March 2020 is shaping to be one of the craziest months our country has experienced in quite a while. There is no doubt that these next few weeks will find their places in US History books that our children and grandchildren will study in the future.
With widespread quarantine efforts by the government and CDC, and the respective panic and hysteria exhibited by the American people; we’ve seen four big events affect us from an economic standpoint:
(1) Market volatility that has dropped us into Bear Market territory
(2) The government temporarily waiving interest on federal student loans
(3) President Trump declaring a National emergency - freeing up $50 billion in federal resources to combat coronavirus
And most recently...
(4) The Federal Reserve slashing interest rates to 0%
So what does the Fed slashing interest rates to 0% really mean for us as optometrists and other high earning professionals? Well it affects us in multiple facets, since many of us either have loans for our businesses, our homes and our education. Let’s dissect this in 3 steps.
Step 1) Why does the Fed change rates in the first place?
The Fed lowers rates in order to stimulate economic growth. When the Fed lowers its rate, this leads to lower financing costs across the board. In theory, lower financing costs allow for higher amounts of borrowing and investing. This makes sense with a current economic downturn due to restrictions and fear that has halted travel and many sites of commerce, due to virus concerns.
However the theory behind rate cuts can backfire. A low Fed rate can encourage excessive growth (because hey, money is cheap right now!). This can lead to inflation, since the Fed is “printing money” in a sense. This can lead to less purchasing power and can actually backfire.
Want an analogy?
Think of proparacaine. It’s an absolute miracle drop for optometrists. We can numb a patient’s eye in order to remove foreign bodies or even perform refractive surgery. But we can’t use it too much and we never send a patient home with it - because excessive use causes corneal melt. Too much of a good thing can cause a negative swing - it happens clinically, and fiscally.
"In theory, lower financing costs allow for higher amounts of borrowing and investing.
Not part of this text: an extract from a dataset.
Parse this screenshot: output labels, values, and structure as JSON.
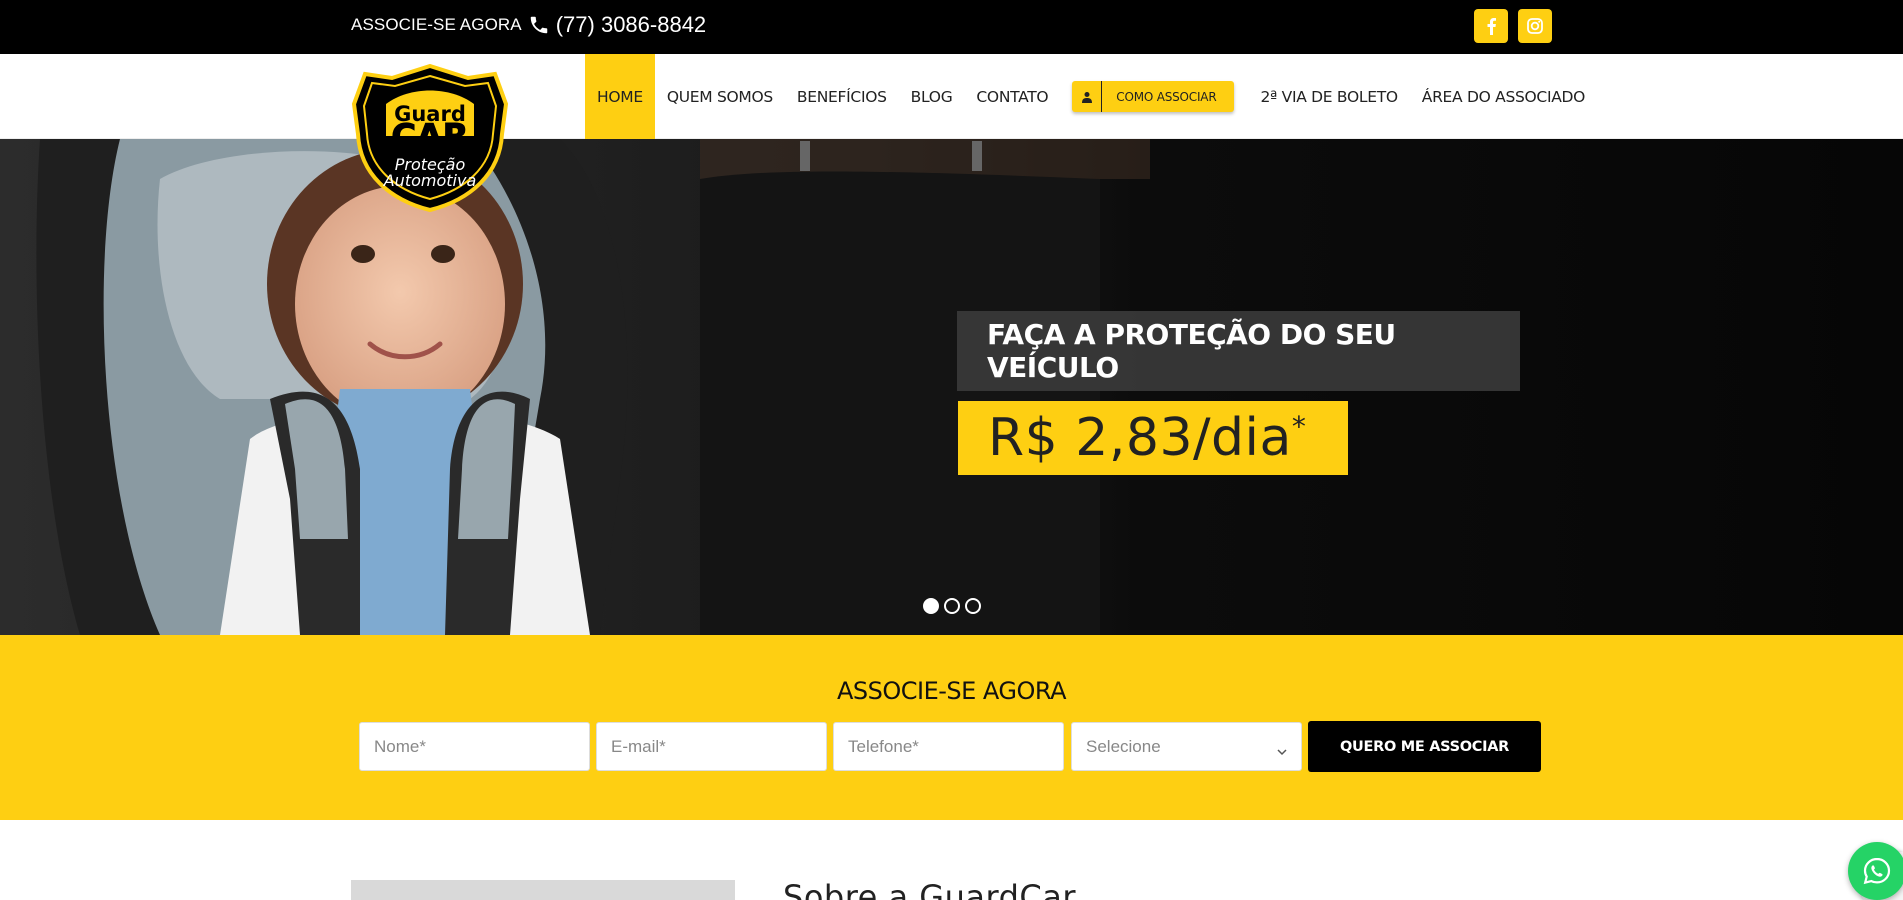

This makes sense with a current economic downturn… However the theory behind rate cuts can backfire. A low Fed rate can encourage excessive growth (because hey, money is cheap right now!). This can lead to inflation, since the Fed is 'printing money'. "
Step 2) How does the Fed changing rates to 0% affect me?
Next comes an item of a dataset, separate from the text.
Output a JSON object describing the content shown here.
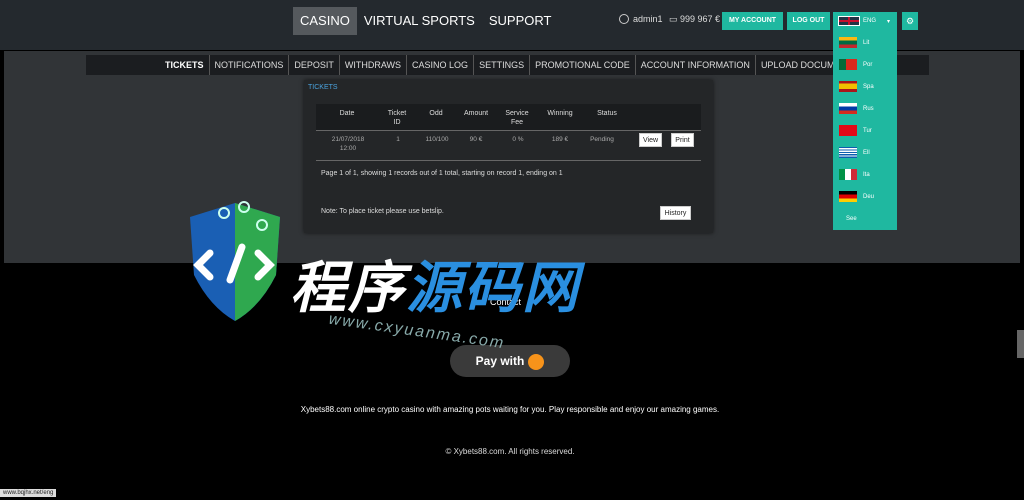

Optometrists and other high earning professionals will see the rate change affect three facets that play a big factor in their personal and business lives (if they are business owners):
- Small Business Administration (SBA) Loans
- Mortgage Loans
- Student Loans
Essentially, lowered fed rates will equal lower rates obtained from banks and other financiers. The rate changes will take time to trickle down from the government to respective banks. Keep in mind that a 0% Fed Rate does not equal 0% rates for any of your loans. Banks need to make money and are the foundation of our US economic system. The rate cut exists as a stimulus and incentive for individuals to borrow or invest to mitigate an economic downturn.
Let’s take a deeper look at different types of loans. After three previous rate cuts in 2019, mortgage holders that will experience the most gain are those with adjustable-rate mortgages (ARMs), since they will get a direct discount on their mortgage bill.
Most Short-term and Variable rates are linked to:
- The London interbank offered rate (Libor) plus a margin, which is a number of percentage points, and
- The Prime rate
These rates follow suit with the federal funds rate, so rate cuts will mean extra money saved for those holding short term and variable loans.
For long term rates that include 30-year fixed-rate mortgages; these tend to move with long-term Treasury yields.
Want to learn more about student loans and the mechanics that govern them? Check out our Guide to Student Loans
Want to learn more about mortgage rates and the mechanics that govern them? Check out "5 Reasons Why You Might Want to Refinance Your Mortgage"
"The rate changes will take time to trickle down from the government to respective banks. Keep in mind that a 0% Fed Rate does not equal 0% rates for any of your loans. Banks need to make money and are the foundation of our US economic system….For Optometrists, it will impact our SBA, Mortgage and Student Loans"
Step 3) So what do I do?
If you don’t have any loans currently and don’t need any, then keep doing what you are doing! While one of the themes of ODs on Finance is debt aversion, this may be an optimal time to consider a loan for your business, a new business or a mortgage for either a house or commercial real estate.
If you are currently a loan holder - whether it be student loans, mortgage loans, or a business loan; it’s time to consider refinancing to save some money. Historically, this is a great chance to get a foot up on your finances, in regards to loans.
Now that you have all the info, it’s time to take a deep breath. Think about your finances and your financial goals and pair them with the current events that are taking place. Think about how all of these factors affect your well-being, as well as your family’s well-being, then make an educated decision.
If you are considering refinancing your student loans, make sure to check out our ODs on Finance Partner Rates. With the fed drop plus our negotiated cash back, you will be taking a great step towards financial freedom: Check out the latest Student Re-fi Rates
"If you are currently a loan holder - whether it be student loans, mortgage loans, or a business loan; it’s time to consider refinancing to save some money. Historically, this is a great chance to get a foot up on your finances, in regards to loans"